COLLEGE STATION, Texas — Maybe eight’s going to be enough after all.

The LSU Lady Tigers, without sufficient players to have a full scrimmage, continued their late-season surge Sunday, overcoming a slow start with a strong second half to beat No. 13 Texas A&M 67-52 in the regular-season finale.

It was the sixth straight victory for LSU (19-10, 10-6) which, combined with Tennessee’s loss to Kentucky on Sunday, makes the Lady Tigers the SEC’s hottest team heading into the league tournament.

LSU, the No. 6 seed, will play Auburn at 7:30 p.m. Thursday at the Gwinnett Center in Duluth, Ga.

A team that was on the NCAA bubble when the streak began now can do nothing but enhance its seeding for the first- and second-round games that will be played at the Pete Maravich Assembly Center later this month.

“No doubt LSU’s the team you don’t want to run into right now,” said Nell Fortner, who did the TV analysis for the SEC Network on Sunday. “Sometimes having so few players works in your favor. There’s no options, so everybody just settles in and plays better.”

LSU coach Nikki Caldwell agreed.

“This team has become a better team,” she said.

“And when you do what they’ve been doing as of late, you gain a lot of confidence in yourself. It’s something they’re gaining every day and every game.”

Sunday’s victory was the third against a ranked team in the streak but might have been more impressive than the ones at home against No. 9 Georgia and No. 8 Kentucky.

Texas A&M (21-9, 11-5) was commemorating Senior Day, and a crowd of 7,678, the largest of the season, turned out at Reed Arena.

And the Aggies at least should have been playing with a sense of urgency, given that they’d lost three of four and were in danger or dropping out of a top-four seed in the NCAA tournament.

LSU, with an eight-player roster, certainly had every reason to have a letdown — all things considered — especially against a team that had beaten them 74-57 at home just a month ago.

The Lady Tigers seemingly did that, taking more than 15 minutes to reach a double-digit point total and letting themselves be outhustled as they fell behind 22-9.

“We started out the game playing really selfish and not really working together,” junior forward Theresa Plaisance said. “And we could have easily gotten complacent because today wasn’t going to change our (SEC) tournament seeding much. But then we started playing as a unit, which is when we’re at our best. That makes coming in here and winning like this really up there.”

By halftime, LSU had cut its deficit to 24-20, and the second half belonged to the Lady Tigers.

Playing with hustle that had been absent for most of the first half and getting shots to fall, including a pair of 3-pointers early by Plaisance, LSU went ahead at 26-25 on, after an and-one by freshman Danielle Ballard, it never trailed again.
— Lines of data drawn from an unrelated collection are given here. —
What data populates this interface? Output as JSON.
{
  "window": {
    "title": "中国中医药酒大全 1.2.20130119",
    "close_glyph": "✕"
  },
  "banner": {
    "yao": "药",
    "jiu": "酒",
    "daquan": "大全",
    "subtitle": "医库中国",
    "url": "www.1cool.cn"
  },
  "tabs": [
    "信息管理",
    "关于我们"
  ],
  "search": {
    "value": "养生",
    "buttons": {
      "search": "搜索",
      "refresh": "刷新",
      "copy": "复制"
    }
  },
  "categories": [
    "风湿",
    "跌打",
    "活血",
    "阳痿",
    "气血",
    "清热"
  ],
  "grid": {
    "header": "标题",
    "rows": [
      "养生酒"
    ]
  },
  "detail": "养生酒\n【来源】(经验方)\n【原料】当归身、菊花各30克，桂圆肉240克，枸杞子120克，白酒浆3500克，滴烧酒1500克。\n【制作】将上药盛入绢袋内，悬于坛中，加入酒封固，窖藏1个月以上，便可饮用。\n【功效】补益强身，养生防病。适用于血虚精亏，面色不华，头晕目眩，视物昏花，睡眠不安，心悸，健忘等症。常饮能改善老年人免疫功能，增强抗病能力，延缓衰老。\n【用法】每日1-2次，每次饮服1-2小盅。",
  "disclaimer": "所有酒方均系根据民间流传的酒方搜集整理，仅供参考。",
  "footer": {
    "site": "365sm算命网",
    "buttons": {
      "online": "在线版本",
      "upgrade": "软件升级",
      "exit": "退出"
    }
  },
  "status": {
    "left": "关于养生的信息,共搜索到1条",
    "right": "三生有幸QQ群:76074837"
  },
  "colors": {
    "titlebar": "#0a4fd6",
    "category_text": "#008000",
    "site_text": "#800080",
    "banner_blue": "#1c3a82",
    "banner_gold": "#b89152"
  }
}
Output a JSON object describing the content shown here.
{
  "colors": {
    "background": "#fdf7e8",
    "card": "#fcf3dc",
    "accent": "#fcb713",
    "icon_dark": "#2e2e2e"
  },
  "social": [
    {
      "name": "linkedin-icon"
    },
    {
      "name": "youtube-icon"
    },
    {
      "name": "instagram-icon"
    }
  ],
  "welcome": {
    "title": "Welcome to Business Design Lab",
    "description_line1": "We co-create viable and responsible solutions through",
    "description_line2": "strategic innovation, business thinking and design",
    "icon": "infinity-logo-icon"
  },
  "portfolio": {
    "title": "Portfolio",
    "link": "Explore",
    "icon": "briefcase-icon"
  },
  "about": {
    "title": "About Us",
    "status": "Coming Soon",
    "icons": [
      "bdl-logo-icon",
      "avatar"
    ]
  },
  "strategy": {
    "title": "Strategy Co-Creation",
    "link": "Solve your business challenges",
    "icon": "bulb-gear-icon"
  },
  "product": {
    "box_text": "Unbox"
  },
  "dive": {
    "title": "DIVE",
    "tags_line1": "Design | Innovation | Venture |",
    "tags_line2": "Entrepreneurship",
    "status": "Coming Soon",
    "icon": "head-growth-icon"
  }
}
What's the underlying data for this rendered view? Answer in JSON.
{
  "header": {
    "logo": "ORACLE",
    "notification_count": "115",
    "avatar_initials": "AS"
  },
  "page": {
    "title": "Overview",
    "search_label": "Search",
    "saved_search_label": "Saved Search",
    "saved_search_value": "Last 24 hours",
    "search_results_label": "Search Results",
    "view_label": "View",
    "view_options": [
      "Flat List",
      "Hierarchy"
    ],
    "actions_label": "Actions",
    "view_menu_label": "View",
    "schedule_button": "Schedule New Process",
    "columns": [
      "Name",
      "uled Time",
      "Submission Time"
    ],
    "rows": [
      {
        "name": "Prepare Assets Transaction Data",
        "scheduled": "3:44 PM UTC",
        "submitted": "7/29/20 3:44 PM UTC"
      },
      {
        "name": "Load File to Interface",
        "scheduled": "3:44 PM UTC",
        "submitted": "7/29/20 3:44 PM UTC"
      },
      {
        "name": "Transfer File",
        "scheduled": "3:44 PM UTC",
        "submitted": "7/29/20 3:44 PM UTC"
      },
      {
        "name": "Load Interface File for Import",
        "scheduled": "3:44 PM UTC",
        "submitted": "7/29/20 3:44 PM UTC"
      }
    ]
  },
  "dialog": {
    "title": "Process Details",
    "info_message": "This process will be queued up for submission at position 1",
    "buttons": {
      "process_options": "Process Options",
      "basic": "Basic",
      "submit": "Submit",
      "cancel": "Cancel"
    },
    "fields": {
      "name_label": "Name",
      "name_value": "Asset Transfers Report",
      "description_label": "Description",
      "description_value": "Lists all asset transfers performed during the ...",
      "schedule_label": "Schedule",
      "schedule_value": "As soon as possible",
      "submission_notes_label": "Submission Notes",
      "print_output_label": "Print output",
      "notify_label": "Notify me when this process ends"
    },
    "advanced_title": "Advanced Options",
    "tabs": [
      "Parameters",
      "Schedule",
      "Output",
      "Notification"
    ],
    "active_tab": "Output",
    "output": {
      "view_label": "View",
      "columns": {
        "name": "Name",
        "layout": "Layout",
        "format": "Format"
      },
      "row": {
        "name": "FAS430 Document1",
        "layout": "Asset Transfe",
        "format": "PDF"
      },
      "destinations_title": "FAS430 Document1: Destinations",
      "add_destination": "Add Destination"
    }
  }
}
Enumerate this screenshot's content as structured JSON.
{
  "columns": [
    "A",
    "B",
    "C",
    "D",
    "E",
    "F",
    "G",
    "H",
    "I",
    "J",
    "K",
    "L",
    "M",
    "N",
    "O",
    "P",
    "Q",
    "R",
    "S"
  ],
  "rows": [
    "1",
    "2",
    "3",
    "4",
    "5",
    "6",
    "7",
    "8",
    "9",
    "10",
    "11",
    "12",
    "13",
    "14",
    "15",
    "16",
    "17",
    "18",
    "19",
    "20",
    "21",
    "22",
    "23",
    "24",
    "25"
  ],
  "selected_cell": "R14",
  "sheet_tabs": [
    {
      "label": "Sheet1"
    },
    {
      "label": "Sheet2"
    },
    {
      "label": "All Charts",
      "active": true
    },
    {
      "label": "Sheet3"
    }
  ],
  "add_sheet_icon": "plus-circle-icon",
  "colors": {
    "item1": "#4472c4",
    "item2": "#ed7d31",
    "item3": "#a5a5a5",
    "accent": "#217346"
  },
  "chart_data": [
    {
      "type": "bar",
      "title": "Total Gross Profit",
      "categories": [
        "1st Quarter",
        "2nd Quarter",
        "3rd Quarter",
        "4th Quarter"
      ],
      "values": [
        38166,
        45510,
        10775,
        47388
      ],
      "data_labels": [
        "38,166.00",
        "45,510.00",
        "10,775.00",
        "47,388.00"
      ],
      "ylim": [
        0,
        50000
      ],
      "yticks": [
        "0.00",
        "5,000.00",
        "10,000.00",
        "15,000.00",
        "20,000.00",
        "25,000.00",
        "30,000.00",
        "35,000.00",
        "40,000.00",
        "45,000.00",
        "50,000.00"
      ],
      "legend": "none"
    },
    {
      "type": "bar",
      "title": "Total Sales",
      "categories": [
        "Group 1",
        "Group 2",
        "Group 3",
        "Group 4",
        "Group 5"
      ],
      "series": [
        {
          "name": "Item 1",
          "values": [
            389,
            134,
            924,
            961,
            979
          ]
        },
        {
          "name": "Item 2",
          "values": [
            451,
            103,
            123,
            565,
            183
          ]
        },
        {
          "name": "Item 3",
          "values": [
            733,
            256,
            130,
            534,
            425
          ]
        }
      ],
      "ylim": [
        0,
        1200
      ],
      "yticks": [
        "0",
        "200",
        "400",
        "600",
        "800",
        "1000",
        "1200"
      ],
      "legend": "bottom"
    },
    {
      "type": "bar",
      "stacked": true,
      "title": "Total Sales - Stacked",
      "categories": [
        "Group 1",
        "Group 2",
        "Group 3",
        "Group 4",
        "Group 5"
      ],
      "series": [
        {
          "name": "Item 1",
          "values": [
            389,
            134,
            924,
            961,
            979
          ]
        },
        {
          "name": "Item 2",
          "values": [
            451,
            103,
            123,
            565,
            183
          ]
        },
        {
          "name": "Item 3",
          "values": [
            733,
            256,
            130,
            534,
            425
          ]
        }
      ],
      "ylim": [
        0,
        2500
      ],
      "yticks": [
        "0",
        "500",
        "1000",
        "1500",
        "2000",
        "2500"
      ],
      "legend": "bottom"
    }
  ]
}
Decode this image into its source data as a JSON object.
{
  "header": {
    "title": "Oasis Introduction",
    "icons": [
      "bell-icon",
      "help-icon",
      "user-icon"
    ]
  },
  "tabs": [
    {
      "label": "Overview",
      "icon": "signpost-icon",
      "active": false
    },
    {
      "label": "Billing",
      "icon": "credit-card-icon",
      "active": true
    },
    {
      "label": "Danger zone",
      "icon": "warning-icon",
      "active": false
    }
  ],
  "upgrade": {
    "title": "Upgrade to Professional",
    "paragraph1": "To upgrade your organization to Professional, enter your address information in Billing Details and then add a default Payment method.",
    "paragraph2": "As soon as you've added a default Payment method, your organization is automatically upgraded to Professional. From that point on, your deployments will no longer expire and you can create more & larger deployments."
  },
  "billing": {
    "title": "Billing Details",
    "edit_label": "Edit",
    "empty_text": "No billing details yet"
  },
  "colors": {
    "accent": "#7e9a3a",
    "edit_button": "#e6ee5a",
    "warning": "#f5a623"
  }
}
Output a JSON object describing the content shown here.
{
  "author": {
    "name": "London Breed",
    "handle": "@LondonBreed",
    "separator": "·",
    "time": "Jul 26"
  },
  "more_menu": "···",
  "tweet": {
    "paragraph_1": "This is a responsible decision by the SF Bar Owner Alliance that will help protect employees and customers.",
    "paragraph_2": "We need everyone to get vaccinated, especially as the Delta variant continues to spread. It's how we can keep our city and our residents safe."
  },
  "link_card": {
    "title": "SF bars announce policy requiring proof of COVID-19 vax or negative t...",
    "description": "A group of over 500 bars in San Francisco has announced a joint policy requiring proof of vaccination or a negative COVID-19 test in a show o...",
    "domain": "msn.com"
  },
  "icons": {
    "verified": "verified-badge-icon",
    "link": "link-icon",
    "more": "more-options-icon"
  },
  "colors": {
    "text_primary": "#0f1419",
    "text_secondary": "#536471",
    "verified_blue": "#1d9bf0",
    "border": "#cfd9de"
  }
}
The team that missed 13 of its first 18 shots and was outrebounded 20-10 at one point, made 20 of its last 31 shots and won the rebounding battle 23-16 after being doubled up early on. The Lady Tigers also made 13 of 14 free throws.

“Coach (Caldwell) really got on us about not playing as a team,” Ballard said. “It was kind of like we hit a wall there at the first. We took out their best player” — Kelsey Bone, who had nine points in the first half and four in the second — “and it all sort of came together.”

Plaisance led LSU with 16 points, and Ballard scored 15. More importantly, Ballard scrambled for 11 rebounds, following up the 14 she had in Thursday’s victory against Alabama.

“We really count on her,” Caldwell said. “Her steals and rebounds really let us get out a lot quicker in our transition game.”

Texas A&M coach Gary Blair said Sunday’s result showed how much LSU has improved in just a few weeks.

“Our practices were good this week, and I don’t know how much harder we could have worked today,” he said. “They adjusted their offense, and their kids started seeing what would work for them. We looked like we’re in the lightweight division and we were playing a heavyweight.

“We just physically could not stay with them on one-on-one situations, and right now they’re a better basketball team than we are.”

Still, Caldwell acknowledged, asking a team so shy in numbers to win four games in four days at the SEC tournament would be asking a lot. But Plaisance said the players don’t pay much attention to that any more.

“There’s nothing we can do about it,” she said. “We know to expect to play a lot of minutes and all of the intangibles that go with it. If you get tired, you just work through it.”

And, Ballard added, the Lady Tigers are looking beyond this week.

“The rankings don’t mean anything, and the names of the teams we’re playing don’t mean anything,” she said. “They way we’ve come together as team, we’re ready to take on anybody.”